Of course, Project Sunroof has the advantage in data, as it can pull rooftop images from Google Earth, geographic information from Google Maps and stuff about solar costs and benefits from Google Who-Knows-What-Else.
The user experience is smooth not only because visitors only have to enter a little data in to get a lot of data out, but also because Project Sunroof’s interface is programmed so much more elegantly. They’ve done a great job gamifying the process and making it fun to input your data by giving you instant feedback for a variety of different options.
It’s also more user-friendly than another well known third-party solar calculator, the one at NREL’s PVWatts, which asks about the user to answer questions about a PV array’s “tilt” and “asimuth” and thus seems targeted at tech-savvy solar pros rather than solar-novice homeowners.
I love Project Sunroof and I think it’s safe to say that Google’s new offering in solar web calculators will revolutionize solar sales. Solar companies that don’t somehow get involved will increasingly find themselves at a competitive disadvantage.
Why Google Wins for Solar Web Calculators
If SolarCity and Sungevity would just let the user submit the form and get some data back in return without having to first put in his contact info, the companies could easily widen their audience by 80% or more. That would help them appeal not only to the few visitors who have already reached the Decision Stage but also to majority of web visitors who are still just looking around, at the Awareness and Consideration Stages of the Solar Buyer’s Journey.
Are they trying to weed out tire-kickers and only provide info to serious prospects ready to buy?

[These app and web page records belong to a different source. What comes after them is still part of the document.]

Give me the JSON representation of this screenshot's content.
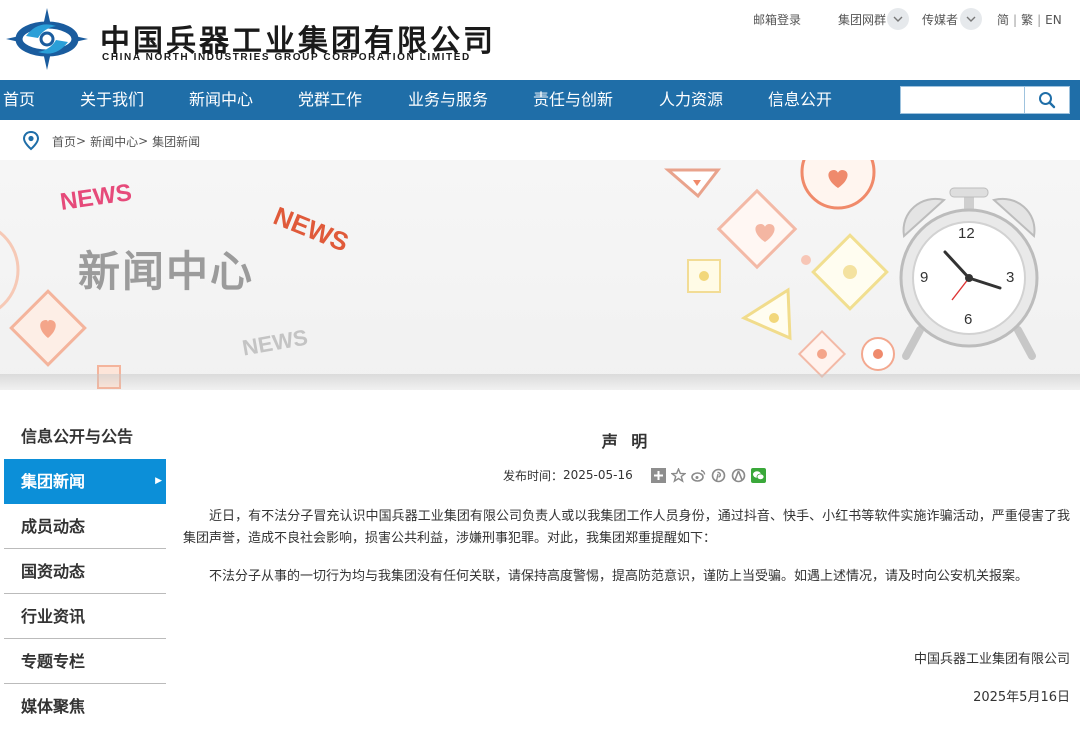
{
  "header": {
    "brand_cn": "中国兵器工业集团有限公司",
    "brand_en": "CHINA NORTH INDUSTRIES GROUP CORPORATION LIMITED",
    "links": {
      "mail_login": "邮箱登录",
      "group_network": "集团网群",
      "media": "传媒者"
    },
    "lang": {
      "simplified": "简",
      "traditional": "繁",
      "english": "EN"
    }
  },
  "nav": {
    "items": [
      "首页",
      "关于我们",
      "新闻中心",
      "党群工作",
      "业务与服务",
      "责任与创新",
      "人力资源",
      "信息公开"
    ],
    "search_value": "",
    "icon": "search-icon"
  },
  "breadcrumb": {
    "home": "首页",
    "section": "新闻中心",
    "current": "集团新闻",
    "separator": ">"
  },
  "banner": {
    "title": "新闻中心",
    "news_words": [
      "NEWS",
      "NEWS",
      "NEWS"
    ],
    "clock_numbers": [
      "12",
      "3",
      "6",
      "9"
    ]
  },
  "sidebar": {
    "heading": "信息公开与公告",
    "items": [
      "集团新闻",
      "成员动态",
      "国资动态",
      "行业资讯",
      "专题专栏",
      "媒体聚焦"
    ],
    "active": "集团新闻"
  },
  "article": {
    "title": "声 明",
    "publish_label": "发布时间：",
    "publish_date": "2025-05-16",
    "share_icons": [
      "plus-icon",
      "favorite-icon",
      "weibo-icon",
      "pinterest-icon",
      "renren-icon",
      "wechat-icon"
    ],
    "paragraph1": "近日，有不法分子冒充认识中国兵器工业集团有限公司负责人或以我集团工作人员身份，通过抖音、快手、小红书等软件实施诈骗活动，严重侵害了我集团声誉，造成不良社会影响，损害公共利益，涉嫌刑事犯罪。对此，我集团郑重提醒如下：",
    "paragraph2": "不法分子从事的一切行为均与我集团没有任何关联，请保持高度警惕，提高防范意识，谨防上当受骗。如遇上述情况，请及时向公安机关报案。",
    "signature": "中国兵器工业集团有限公司",
    "date": "2025年5月16日"
  },
  "colors": {
    "nav_bg": "#1f6ea8",
    "active_bg": "#0c8fd8",
    "logo_blue": "#1a5c9e",
    "banner_accent": "#f08a6a"
  }
}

Maybe. If so, this would be penny-wise and pound-foolish since they’re leaving money on the table by ignoring everybody who’s not yet ready to talk to a salesman.
They’re missing out on the chance to cultivate many more potential buyers who still need more time to educate themselves on solar. If they could do that through an automated system like Google’s, then they wouldn’t be incurring extra costs for staff time. So once the initial investment was made to set up the system, the ongoing cost to the companies would be minimal. Yet, the benefit in reaching new prospects would be huge.
Any solar company with a big enough marketing budget to get a high quality solar savings calculator on their own website should develop something as close as possible to Project Sunroof.
Meanwhile, Google has already partnered with several large solar companies, including Sungevity, to offer local installations to Project Sunroof users.
I’ve now got an inquiry into Google about whether solar companies who want to offer a solar savings calculator to their web visitors can get the advantages of Project Sunroof on their own websites without having to re-invent the wheel — in this case, a solid gold wheel that would be incredibly expensive to re-invent if it’s even possible.
For example, maybe Google will let webmasters embed Project Sunroof into any website as they can with Google Maps or Google Calendar. And maybe they’d even allow solar companies to customize the system to work with the zip codes they serve and the financing options they offer.
A guy can dream, can’t he?
If Google really wants to spread solar across America and around the world, an open-source approach that shares Project Sunroof with any solar installer would make a big difference. Incidentally, that might help the solar industry even more by putting dozens of sleazy lead generation vendors out of business.
I’ll publish an update once I hear back from Project Sunroof.
— Erik Curren, Curren Media Group